### INSTRUCTIONS FOR THE TASK:
Copy, from the data below, each line that has the word "JSON".

Start of SUPPLIED DATA

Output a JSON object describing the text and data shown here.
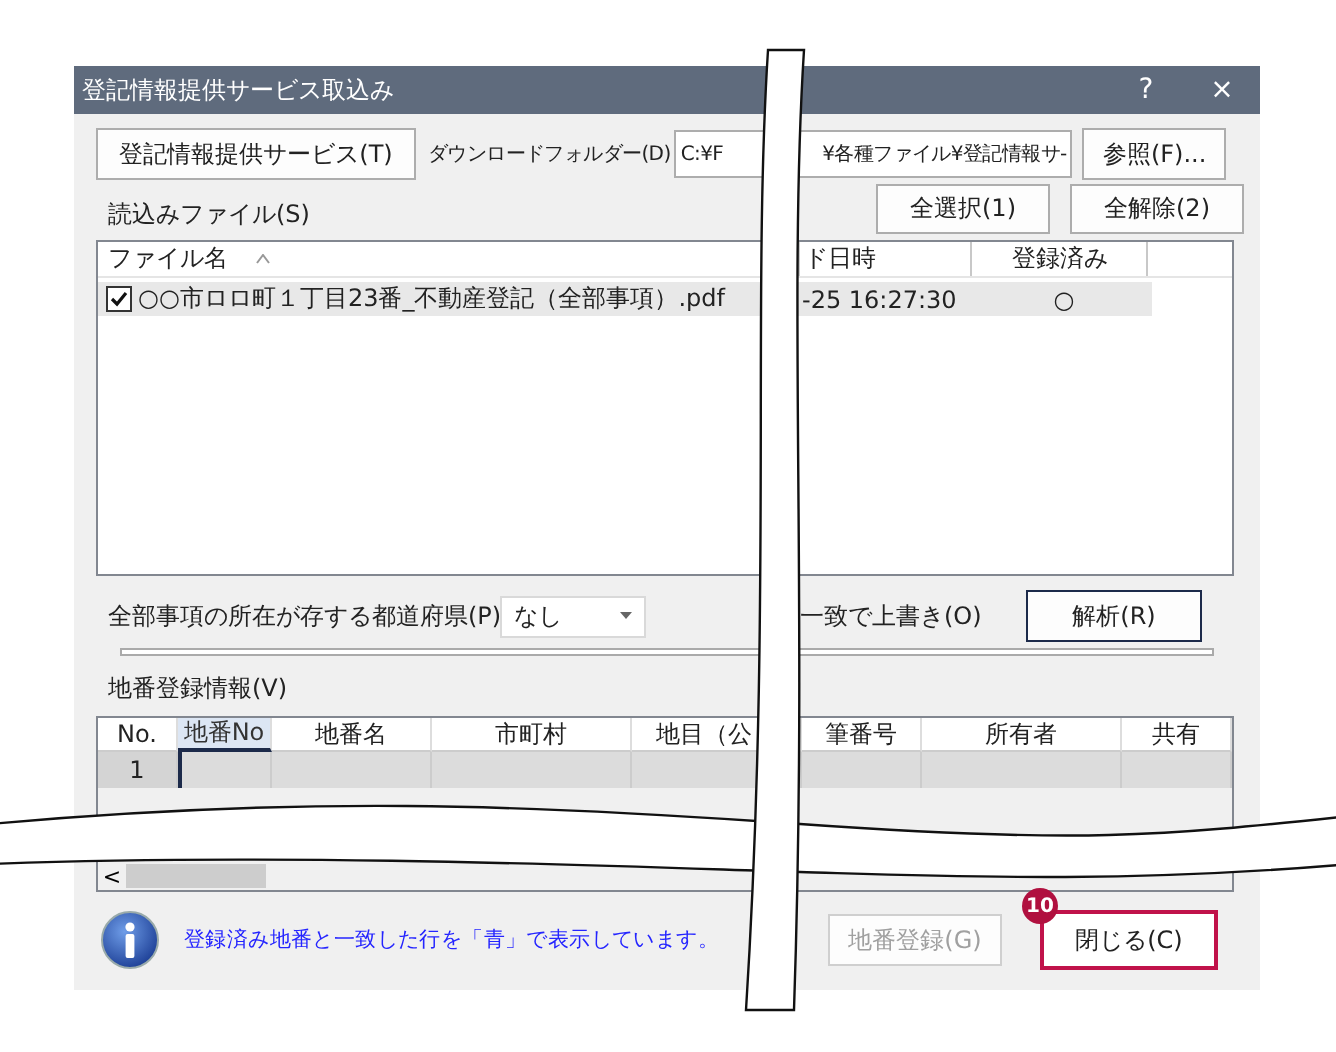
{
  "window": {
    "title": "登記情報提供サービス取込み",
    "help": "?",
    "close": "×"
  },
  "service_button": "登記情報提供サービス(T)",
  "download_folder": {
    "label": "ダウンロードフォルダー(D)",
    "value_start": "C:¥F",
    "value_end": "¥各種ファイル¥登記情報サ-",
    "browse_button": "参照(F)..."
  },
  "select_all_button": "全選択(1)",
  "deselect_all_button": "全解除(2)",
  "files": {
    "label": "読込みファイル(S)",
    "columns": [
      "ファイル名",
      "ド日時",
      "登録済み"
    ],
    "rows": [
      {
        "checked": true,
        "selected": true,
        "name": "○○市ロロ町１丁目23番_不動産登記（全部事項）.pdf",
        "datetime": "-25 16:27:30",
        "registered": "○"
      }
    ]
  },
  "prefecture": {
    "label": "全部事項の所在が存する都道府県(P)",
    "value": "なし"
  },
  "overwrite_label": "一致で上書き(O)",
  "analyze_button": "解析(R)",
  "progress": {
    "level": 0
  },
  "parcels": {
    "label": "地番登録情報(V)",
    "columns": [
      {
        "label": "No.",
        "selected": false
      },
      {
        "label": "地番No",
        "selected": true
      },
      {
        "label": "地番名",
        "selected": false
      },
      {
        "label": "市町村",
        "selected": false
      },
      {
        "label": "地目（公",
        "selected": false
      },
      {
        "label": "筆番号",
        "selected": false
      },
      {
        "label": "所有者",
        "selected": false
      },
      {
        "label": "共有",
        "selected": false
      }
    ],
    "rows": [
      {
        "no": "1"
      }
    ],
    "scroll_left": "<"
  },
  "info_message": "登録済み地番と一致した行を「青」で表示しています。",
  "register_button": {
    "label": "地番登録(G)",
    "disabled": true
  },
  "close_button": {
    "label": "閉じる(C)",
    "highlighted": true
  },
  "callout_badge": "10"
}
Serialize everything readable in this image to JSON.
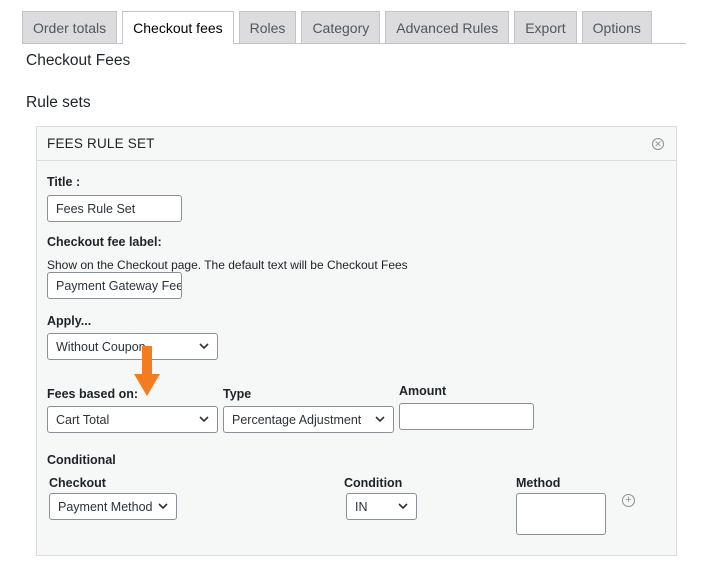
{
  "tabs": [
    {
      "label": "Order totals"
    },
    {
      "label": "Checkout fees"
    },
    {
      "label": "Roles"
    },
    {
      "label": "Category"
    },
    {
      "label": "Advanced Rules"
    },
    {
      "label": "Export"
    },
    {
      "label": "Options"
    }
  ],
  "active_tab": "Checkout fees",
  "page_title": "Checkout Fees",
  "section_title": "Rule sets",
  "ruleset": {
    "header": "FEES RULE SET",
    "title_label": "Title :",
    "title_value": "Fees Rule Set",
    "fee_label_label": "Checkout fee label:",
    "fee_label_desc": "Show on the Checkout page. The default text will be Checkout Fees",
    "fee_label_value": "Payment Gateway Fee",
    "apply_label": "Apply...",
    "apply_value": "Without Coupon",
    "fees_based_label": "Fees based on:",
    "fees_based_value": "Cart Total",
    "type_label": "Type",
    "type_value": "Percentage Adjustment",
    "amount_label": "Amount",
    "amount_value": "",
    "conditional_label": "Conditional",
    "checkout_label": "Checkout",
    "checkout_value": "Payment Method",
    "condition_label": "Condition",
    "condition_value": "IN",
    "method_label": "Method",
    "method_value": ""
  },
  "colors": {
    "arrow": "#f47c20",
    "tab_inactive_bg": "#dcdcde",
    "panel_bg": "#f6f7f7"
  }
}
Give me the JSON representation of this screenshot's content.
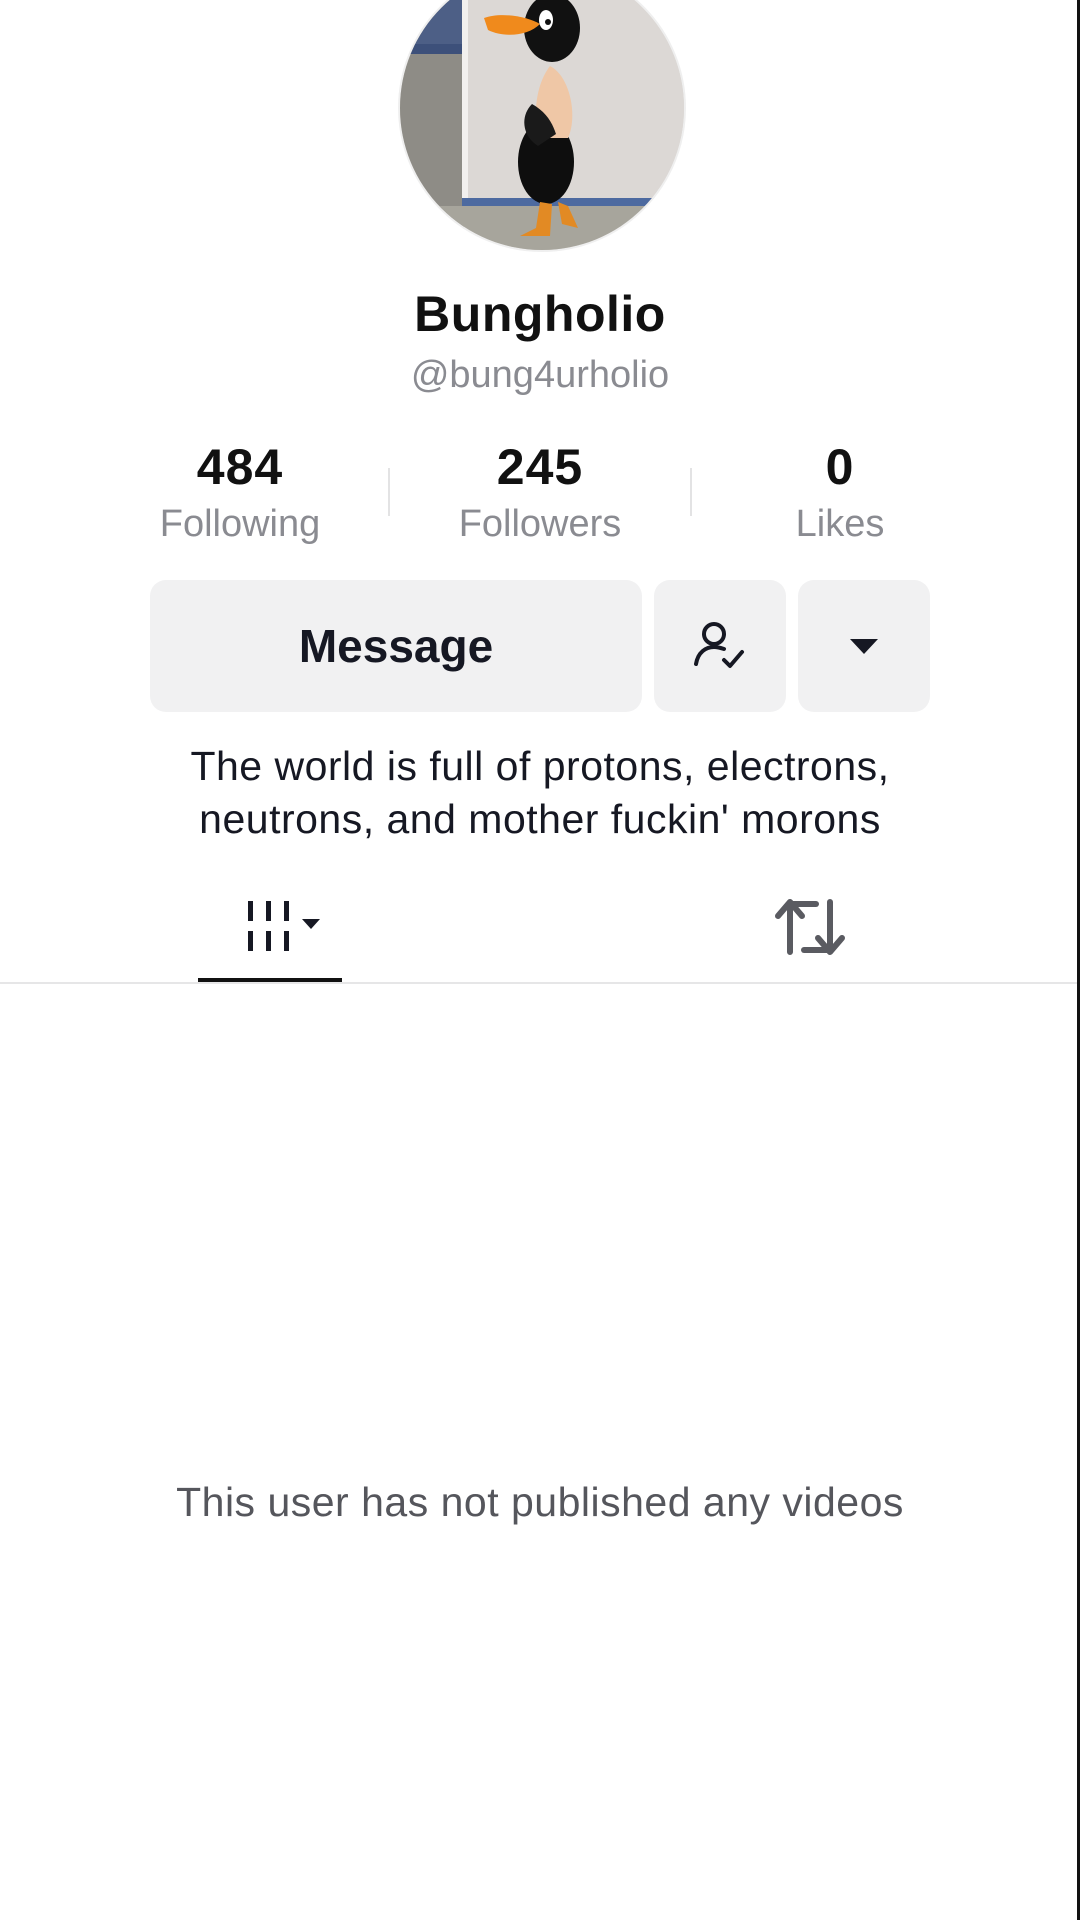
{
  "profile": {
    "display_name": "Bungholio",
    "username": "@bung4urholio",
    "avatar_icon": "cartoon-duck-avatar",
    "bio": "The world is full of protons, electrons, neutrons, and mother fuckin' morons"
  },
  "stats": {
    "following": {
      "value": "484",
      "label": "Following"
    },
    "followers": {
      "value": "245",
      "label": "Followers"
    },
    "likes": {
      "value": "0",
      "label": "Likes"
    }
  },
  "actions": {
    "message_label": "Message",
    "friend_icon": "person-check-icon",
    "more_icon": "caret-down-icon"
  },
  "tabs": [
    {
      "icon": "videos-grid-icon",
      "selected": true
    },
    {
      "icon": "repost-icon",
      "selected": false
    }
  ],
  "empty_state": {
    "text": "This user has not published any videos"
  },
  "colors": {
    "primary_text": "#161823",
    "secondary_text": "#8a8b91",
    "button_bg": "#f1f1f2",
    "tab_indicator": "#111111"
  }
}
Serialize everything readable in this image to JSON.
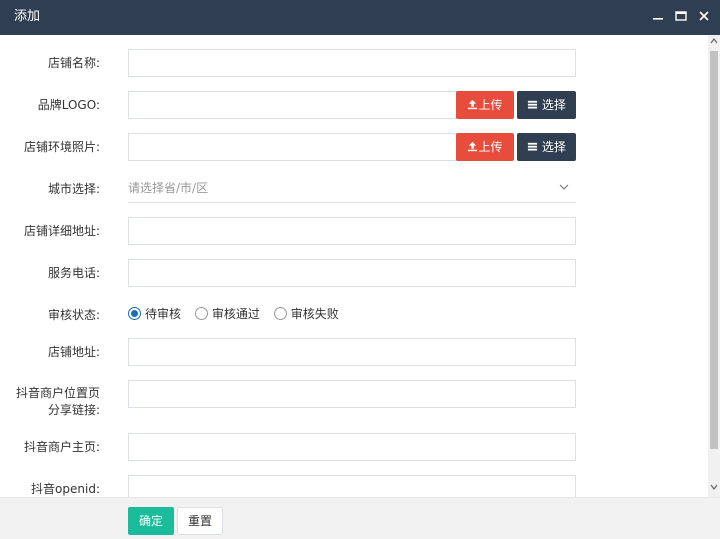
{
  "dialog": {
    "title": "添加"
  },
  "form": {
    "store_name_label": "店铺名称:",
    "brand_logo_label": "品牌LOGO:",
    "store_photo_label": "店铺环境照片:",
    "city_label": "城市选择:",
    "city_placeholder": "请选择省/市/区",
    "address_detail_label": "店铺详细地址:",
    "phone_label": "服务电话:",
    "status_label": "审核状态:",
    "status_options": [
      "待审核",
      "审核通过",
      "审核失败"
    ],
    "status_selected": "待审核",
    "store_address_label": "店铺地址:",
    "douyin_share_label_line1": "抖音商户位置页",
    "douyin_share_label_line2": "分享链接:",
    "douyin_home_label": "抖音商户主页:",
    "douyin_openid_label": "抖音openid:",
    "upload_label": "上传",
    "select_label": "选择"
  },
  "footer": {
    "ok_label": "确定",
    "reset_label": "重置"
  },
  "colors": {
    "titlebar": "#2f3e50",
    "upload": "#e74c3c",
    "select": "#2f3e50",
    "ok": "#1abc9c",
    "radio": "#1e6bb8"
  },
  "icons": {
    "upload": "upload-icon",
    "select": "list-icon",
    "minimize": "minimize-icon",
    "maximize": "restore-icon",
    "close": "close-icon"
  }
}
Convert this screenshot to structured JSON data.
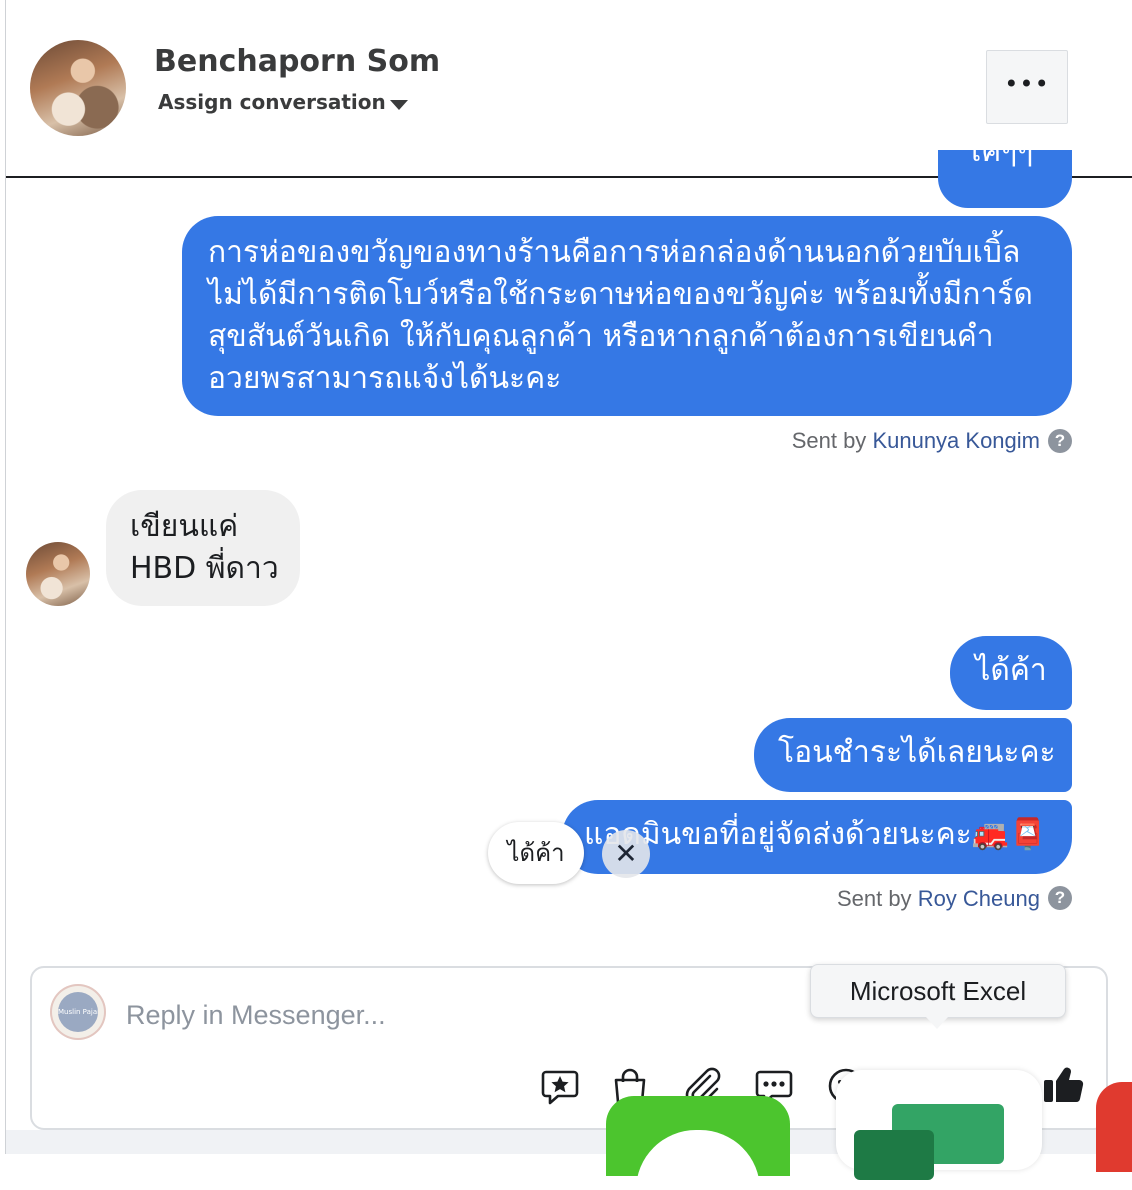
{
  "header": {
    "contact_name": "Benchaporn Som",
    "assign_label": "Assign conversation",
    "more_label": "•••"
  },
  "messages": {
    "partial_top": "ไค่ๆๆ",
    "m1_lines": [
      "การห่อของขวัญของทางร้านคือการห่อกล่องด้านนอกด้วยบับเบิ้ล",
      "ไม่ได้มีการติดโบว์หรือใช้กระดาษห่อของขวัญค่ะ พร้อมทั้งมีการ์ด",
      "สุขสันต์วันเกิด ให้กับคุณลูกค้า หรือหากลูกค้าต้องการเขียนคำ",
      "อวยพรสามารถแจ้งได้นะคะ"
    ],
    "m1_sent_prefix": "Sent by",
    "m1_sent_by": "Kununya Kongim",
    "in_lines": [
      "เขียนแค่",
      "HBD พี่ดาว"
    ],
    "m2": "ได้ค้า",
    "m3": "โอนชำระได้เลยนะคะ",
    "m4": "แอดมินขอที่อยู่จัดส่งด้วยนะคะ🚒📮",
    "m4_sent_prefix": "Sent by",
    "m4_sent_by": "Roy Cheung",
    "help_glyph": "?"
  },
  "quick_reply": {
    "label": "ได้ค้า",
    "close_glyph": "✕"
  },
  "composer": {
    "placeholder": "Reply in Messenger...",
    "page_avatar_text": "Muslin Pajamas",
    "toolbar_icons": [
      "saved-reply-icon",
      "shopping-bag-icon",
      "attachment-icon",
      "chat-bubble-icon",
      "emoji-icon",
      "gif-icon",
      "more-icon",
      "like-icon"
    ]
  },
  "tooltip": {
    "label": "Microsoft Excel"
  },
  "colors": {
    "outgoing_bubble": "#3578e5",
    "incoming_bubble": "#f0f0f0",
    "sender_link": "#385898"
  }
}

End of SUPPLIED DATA

### EXERCISE SOLUTION:
Output a JSON object describing the text and data shown here.
Serialize everything readable in this image to JSON.
Give me the JSON representation of this screenshot's content.
Serialize everything readable in this image to JSON.
Convert this screenshot to structured JSON data.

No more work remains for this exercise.